──────── Material to process

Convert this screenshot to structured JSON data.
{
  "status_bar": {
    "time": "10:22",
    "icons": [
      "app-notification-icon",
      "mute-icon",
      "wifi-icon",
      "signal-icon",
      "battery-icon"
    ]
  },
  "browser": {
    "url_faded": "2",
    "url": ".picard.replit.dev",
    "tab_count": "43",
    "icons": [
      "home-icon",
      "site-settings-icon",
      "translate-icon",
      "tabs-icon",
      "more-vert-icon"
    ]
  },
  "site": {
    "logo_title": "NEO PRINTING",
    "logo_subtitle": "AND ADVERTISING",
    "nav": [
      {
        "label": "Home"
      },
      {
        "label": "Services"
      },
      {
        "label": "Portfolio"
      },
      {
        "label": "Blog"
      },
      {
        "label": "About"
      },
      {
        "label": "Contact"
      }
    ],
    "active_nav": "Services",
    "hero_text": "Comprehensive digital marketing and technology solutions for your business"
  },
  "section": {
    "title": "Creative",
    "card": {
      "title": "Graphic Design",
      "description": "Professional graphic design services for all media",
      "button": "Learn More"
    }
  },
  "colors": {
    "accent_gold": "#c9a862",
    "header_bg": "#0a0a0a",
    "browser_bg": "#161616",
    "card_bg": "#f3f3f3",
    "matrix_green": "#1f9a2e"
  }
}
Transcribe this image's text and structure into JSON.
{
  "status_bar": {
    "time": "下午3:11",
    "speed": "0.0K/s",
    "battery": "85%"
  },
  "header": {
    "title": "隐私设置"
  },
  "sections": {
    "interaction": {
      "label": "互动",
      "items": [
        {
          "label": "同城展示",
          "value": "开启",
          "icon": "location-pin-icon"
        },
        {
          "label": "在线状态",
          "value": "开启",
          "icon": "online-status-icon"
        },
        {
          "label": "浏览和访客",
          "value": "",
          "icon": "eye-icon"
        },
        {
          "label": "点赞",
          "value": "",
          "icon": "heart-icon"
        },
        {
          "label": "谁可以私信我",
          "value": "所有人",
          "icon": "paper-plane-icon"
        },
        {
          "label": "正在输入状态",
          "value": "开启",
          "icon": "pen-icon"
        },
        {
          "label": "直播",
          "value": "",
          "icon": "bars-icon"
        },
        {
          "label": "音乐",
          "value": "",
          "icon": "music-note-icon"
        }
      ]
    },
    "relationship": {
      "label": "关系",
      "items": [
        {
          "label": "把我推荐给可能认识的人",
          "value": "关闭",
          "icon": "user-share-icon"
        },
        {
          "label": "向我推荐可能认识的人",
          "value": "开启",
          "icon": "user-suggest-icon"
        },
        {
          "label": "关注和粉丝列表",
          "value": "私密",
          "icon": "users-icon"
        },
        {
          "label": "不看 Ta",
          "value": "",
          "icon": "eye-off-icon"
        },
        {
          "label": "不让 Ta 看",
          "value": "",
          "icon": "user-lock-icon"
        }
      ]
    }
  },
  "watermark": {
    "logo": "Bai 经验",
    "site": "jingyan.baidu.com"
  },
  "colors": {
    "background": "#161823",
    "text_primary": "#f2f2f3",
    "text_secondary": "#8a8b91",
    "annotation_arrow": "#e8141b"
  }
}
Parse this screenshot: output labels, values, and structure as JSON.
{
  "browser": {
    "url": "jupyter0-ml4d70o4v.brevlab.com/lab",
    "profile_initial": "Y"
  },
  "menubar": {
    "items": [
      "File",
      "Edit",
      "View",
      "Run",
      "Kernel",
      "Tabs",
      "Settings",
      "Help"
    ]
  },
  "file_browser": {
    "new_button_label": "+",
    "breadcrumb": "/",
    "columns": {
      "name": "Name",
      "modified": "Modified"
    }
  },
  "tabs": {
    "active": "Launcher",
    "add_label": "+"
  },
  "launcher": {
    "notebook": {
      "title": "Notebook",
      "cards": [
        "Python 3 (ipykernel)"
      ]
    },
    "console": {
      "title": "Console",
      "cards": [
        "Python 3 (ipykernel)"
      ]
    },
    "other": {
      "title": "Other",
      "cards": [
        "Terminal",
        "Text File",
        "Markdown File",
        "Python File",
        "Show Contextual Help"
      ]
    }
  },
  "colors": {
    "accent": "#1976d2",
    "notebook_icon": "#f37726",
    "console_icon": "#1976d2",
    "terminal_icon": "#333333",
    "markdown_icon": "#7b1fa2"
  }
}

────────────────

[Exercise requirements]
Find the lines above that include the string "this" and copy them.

[Answer area]
Convert this screenshot to structured JSON data.
Transcribe this image's text and structure into JSON.
Parse this screenshot: output labels, values, and structure as JSON.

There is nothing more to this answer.